Arms and energy on agenda for Medvedev in Paris

MOSCOW (Reuters) - Talks on buying a French-made helicopter carrier, energy tie-ups and Iran will be amongst the priorities when President Dmitry Medvedev travels to France for a three-day state visit on Monday, a Kremlin official said.

Russia's President Dmitry Medvedev chairs a meeting dedicated to the climate changes at the Gorki residence outside Moscow February 18, 2010. REUTERS/Ria Novosti/Kremlin/Vladimir Rodionov

Medvedev will be hosted at the Elysee Palace by his French counterpart Nikolas Sarkozy, one of the most vocal Western advocates of tough sanctions against Iran over its nuclear program. Moscow has so far been less enthusiastic.

Sarkozy has sought to improve ties with Moscow and Washington while retaining his country’s strong influence in the European Union. The French president brokered a ceasefire deal that ended Georgia’s five-day 2008 war with Russia, which erupted months after Medvedev was sworn in as President.

The two presidents will discuss Russia’s interest in buying a 21,300-tonne amphibious assault ship from France -- a sale which has alarmed Washington and NATO’s East European allies.

A senior Kremlin official said no final agreement on a purchase of a Mistral-class warship - the first big arms sale by a NATO country to Russia - should be expected during the trip.

“Military-technical cooperation will be discussed, including the possible supply of a Mistral amphibious assault ship. But no document will (be signed) - we did not set such a goal,” the official said, talking on condition of anonymity.


The Mistral is marketed by French naval firm DCNS and estimated to cost 300-500 million euros ($404.3 million to $673.8 million). It can carry helicopters, troops, armored vehicles and tanks and Georgia fears Moscow could deploy such a vessel against it in a future conflict.

The head of Russia’s navy, Admiral Vladimir Vysotsky, said in September that with a Mistral, Russia could have reached its military goal against Georgia in 40 minutes instead of 26 hours.
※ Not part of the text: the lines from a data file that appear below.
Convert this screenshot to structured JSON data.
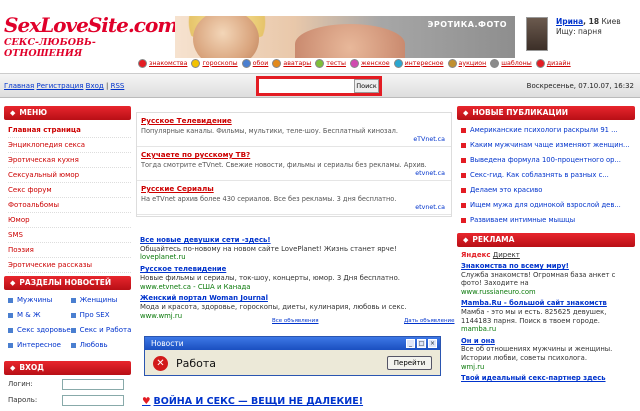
{
  "header": {
    "logo_main": "SexLoveSite.com",
    "logo_sub": "СЕКС-ЛЮБОВЬ-ОТНОШЕНИЯ",
    "banner_label": "ЭРОТИКА.ФОТО",
    "user": {
      "name": "Ирина",
      "age": ", 18",
      "city": "Киев",
      "seeking": "Ищу: парня"
    }
  },
  "categories": [
    {
      "label": "знакомства",
      "color": "#e31c23",
      "icon": "heart-icon"
    },
    {
      "label": "гороскопы",
      "color": "#f2c200",
      "icon": "star-icon"
    },
    {
      "label": "обои",
      "color": "#4a7fd0",
      "icon": "image-icon"
    },
    {
      "label": "аватары",
      "color": "#e38a1c",
      "icon": "avatar-icon"
    },
    {
      "label": "тесты",
      "color": "#7fbf3a",
      "icon": "test-icon"
    },
    {
      "label": "женское",
      "color": "#d04ab0",
      "icon": "female-icon"
    },
    {
      "label": "интересное",
      "color": "#2aa7d0",
      "icon": "globe-icon"
    },
    {
      "label": "аукцион",
      "color": "#c09030",
      "icon": "hammer-icon"
    },
    {
      "label": "шаблоны",
      "color": "#8a8a8a",
      "icon": "template-icon"
    },
    {
      "label": "дизайн",
      "color": "#e31c23",
      "icon": "design-icon"
    }
  ],
  "toplinks": {
    "home": "Главная",
    "register": "Регистрация",
    "login": "Вход",
    "rss": "RSS",
    "sep": "|"
  },
  "search": {
    "placeholder": "",
    "button": "Поиск"
  },
  "datetime": "Воскресенье, 07.10.07, 16:32",
  "menu": {
    "title": "МЕНЮ",
    "items": [
      "Главная страница",
      "Энциклопедия секса",
      "Эротическая кухня",
      "Сексуальный юмор",
      "Секс форум",
      "Фотоальбомы",
      "Юмор",
      "SMS",
      "Поэзия",
      "Эротические рассказы"
    ]
  },
  "sections": {
    "title": "РАЗДЕЛЫ НОВОСТЕЙ",
    "items": [
      "Мужчины",
      "Женщины",
      "М & Ж",
      "Про SEX",
      "Секс здоровье",
      "Секс и Работа",
      "Интересное",
      "Любовь"
    ]
  },
  "login": {
    "title": "ВХОД",
    "login_label": "Логин:",
    "password_label": "Пароль:"
  },
  "tv": [
    {
      "title": "Русское Телевидение",
      "desc": "Популярные каналы. Фильмы, мультики, теле-шоу. Бесплатный кинозал.",
      "src": "eTVnet.ca"
    },
    {
      "title": "Скучаете по русскому ТВ?",
      "desc": "Тогда смотрите eTVnet. Свежие новости, фильмы и сериалы без рекламы. Архив.",
      "src": "etvnet.ca"
    },
    {
      "title": "Русские Сериалы",
      "desc": "На eTVnet архив более 430 сериалов. Все без рекламы. 3 дня бесплатно.",
      "src": "etvnet.ca"
    }
  ],
  "direct": [
    {
      "title": "Все новые девушки сети -здесь!",
      "desc": "Общайтесь по-новому на новом сайте LovePlanet! Жизнь станет ярче!",
      "url": "loveplanet.ru"
    },
    {
      "title": "Русское телевидение",
      "desc": "Новые фильмы и сериалы, ток-шоу, концерты, юмор. 3 Дня бесплатно.",
      "url": "www.etvnet.ca - США и Канада"
    },
    {
      "title": "Женский портал Woman Journal",
      "desc": "Мода и красота, здоровье, гороскопы, диеты, кулинария, любовь и секс.",
      "url": "www.wmj.ru"
    }
  ],
  "direct_links": {
    "all": "Все объявления",
    "place": "Дать объявление"
  },
  "window": {
    "title": "Новости",
    "message": "Работа",
    "button": "Перейти",
    "btn_min": "_",
    "btn_max": "□",
    "btn_close": "×"
  },
  "headline": "ВОЙНА И СЕКС — ВЕЩИ НЕ ДАЛЕКИЕ!",
  "publications": {
    "title": "НОВЫЕ ПУБЛИКАЦИИ",
    "items": [
      "Американские психологи раскрыли 91 ...",
      "Каким мужчинам чаще изменяют женщин...",
      "Выведена формула 100-процентного ор...",
      "Секс-гид. Как соблазнять в разных с...",
      "Делаем это красиво",
      "Ищем мужа для одинокой взрослой дев...",
      "Развиваем интимные мышцы"
    ]
  },
  "ads": {
    "title": "РЕКЛАМА",
    "yandex": "Яндекс",
    "direct": "Директ",
    "items": [
      {
        "title": "Знакомства по всему миру!",
        "desc": "Служба знакомств! Огромная база анкет с фото! Заходите на",
        "url": "www.russianeuro.com"
      },
      {
        "title": "Mamba.Ru - большой сайт знакомств",
        "desc": "Мамба - это мы и есть. 825625 девушек, 1144183 парня. Поиск в твоем городе.",
        "url": "mamba.ru"
      },
      {
        "title": "Он и она",
        "desc": "Все об отношениях мужчины и женщины. Истории любви, советы психолога.",
        "url": "wmj.ru"
      },
      {
        "title": "Твой идеальный секс-партнер здесь",
        "desc": "",
        "url": ""
      }
    ]
  }
}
Military experts say much depends on how much advanced technology France might include in the ship and the Kremlin official identified this as one of the key points of discussion.
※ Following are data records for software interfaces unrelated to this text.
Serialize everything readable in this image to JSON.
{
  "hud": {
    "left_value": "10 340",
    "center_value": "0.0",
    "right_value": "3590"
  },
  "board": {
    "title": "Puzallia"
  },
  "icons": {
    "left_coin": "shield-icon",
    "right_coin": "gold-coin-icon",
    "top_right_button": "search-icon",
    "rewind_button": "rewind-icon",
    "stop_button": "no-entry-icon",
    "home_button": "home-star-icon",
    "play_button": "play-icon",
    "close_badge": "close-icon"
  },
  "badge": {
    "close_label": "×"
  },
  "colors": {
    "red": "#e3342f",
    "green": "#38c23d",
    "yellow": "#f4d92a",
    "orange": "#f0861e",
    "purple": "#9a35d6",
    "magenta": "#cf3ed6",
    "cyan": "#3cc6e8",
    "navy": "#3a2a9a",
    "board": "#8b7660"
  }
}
“We’d like to buy this kind of (helicopter carrier) and maybe continue cooperating with the French on technology,” the Kremlin official said. Russia would also like to build another three Mistrals itself under license, he added.

The Baltic states, which split from the Soviet Union in 1991 and joined the NATO military alliance, are also worried about the Mistral sale and U.S. Defense Secretary Robert Gates has raised the issue with his French counterpart Herve Morin.

Lithuania last week said it was assured by Paris that any warships sold would be stripped of military technology but without the technology the ship may not interest the Russians.


On Iran, the Kremlin official said he did not expect the two presidents to “delve into the details” of any sanctions package but would discuss cooperation at the U.N. Security Council.

Russia, which does significant trade with Iran, said last week it would not accept “crippling” sanctions against Tehran but has not said what form it might support.

Warmer relations between Paris and Moscow under Sarkozy have helped business between the two nations. Further agreements on energy cooperation under which Russian gas export monopoly Gazprom will increase its exports to France will be inked during the visit, the Kremlin official added.

Medvedev signaled in an interview with French weekly magazine Paris Match that he would also revisit his plan for a new, binding security treaty for Europe to supplant NATO.

The proposal, which he first aired in Germany in 2008, has generated little interest from European states, some of whom say it is a rehash of Soviet-era attempts to draw Europe from the United States and give Moscow veto power in its security.

Writing by Conor Sweeney; editing by Michael Stott and Philippa Fletcher